Review Summary: This combination of strangeness and simplicity is difficult to pull off, highlighting what a talented individual Mattias IA Eklundh truly is.1 of 1 thought this review was well written
Guitar instrumental albums are easily criticized. There are many that dismiss artists such as Steve Vai and Joe Satriani, claiming that they undoubtedly possess vastly impressive playing chops, but have achieved this through ignoring the more essential facet of the guitar, which is song writing ability. As Michael Amott of Arch Enemy once stated concerning the aforementioned Vai, ‘I can’t think of one great riff he’s written. I don’t give a *** if he can make his guitar sound like a car. I’d rather listen to Kerry King. ‘Reign In Blood’ is just one great riff after another’
Mattias Ia Eklundh may seem like he falls into this same category, but I would argue that his work in ‘The Road Less Travelled’ contains both enough six string prowess and song writing proficiency to mean that it achieves far more than being just an redundant shred-fest. The opening, and title track comes in with a smooth section of jazzy chord work before hitting us with an instantly memorable lead melody that drives the song throughout. Indeed, for all the albums quirkiness, it is pleasing to hear that the melodic focus is never mislaid. Songs such as ‘There’s No Money In Jazz’, introduces itself with a series of rapid chromatic runs (recalling a Eighties arcade game theme), which is fun, yet it is not long before Mattias halts the chaotic leads and injects a stop-start segment that is just as catchy as it is unorthodox. ‘Print This’, although, is the most brilliant example of the album eccentricity. Mimicking the sound of his home printer, Mattias manages to take the most mundane of everyday noises, and create a track that, utilizing a simple, heavy groove, is remarkably unconventional yet also undemanding and enjoyable.
But where the melodious sensibilities really do begin to shine are in the acoustic tracks. The gorgeous ‘Father’ is a relaxing piece which is carried by a sublime guitar line, and whilst the song still takes too many twists and turns to be labelled as straightforward (there is an excellent acoustic solo, which is breezed through with astonishing speed), its acts as a pleasant stop gap between the shred lunacy. ‘Happy Hour’, on the other hand, the only song on the album to contain vocals, is a standard pop rock tune, with Mattias demonstrating his vocal ability with a simple sing along chorus and his know how of how to build a song with a standard structure.
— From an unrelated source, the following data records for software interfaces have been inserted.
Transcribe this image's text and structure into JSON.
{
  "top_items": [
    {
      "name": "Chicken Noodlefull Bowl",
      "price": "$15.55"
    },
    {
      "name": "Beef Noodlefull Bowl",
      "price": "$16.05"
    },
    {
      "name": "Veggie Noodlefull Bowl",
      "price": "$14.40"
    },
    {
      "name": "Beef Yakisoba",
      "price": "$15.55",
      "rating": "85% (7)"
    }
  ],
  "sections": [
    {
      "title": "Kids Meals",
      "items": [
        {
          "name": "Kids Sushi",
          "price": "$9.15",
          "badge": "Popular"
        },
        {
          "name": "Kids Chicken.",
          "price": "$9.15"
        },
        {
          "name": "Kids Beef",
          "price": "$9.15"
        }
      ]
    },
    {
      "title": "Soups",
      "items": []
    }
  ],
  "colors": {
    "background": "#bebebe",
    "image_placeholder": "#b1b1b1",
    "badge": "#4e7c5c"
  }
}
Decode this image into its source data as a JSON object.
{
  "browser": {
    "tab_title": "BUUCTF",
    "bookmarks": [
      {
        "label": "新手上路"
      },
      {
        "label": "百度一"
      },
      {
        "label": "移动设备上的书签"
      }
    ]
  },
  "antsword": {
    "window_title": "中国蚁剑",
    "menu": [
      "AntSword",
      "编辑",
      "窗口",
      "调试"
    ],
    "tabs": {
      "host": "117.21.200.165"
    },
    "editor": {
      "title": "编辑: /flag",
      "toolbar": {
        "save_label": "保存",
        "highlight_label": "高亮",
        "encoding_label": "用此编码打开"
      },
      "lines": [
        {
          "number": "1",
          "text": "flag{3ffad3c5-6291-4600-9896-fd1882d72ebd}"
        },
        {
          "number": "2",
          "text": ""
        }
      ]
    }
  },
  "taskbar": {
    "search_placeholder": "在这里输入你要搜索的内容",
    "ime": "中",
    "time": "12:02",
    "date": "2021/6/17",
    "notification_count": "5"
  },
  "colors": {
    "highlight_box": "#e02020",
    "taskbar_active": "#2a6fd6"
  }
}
‘The Road Less Travelled’ is an undisputedly fun listen. The distinctive guitar work shy’s away from the typical tap/sweep formula that is present is so many instrumental albums, and although there are a glut of guitar solos, it never seems as though the songs are built around the opportunity to shred. The inventive and off the wall attitude of the songs, coupled with a continued spotlight on hooks, in whatever form they might take, means that the tracks, for all their odd traits, are fundamentally good tracks. This combination of strangeness and simplicity is difficult to pull off, highlighting what a talented individual Mattias IA Eklundh truly is.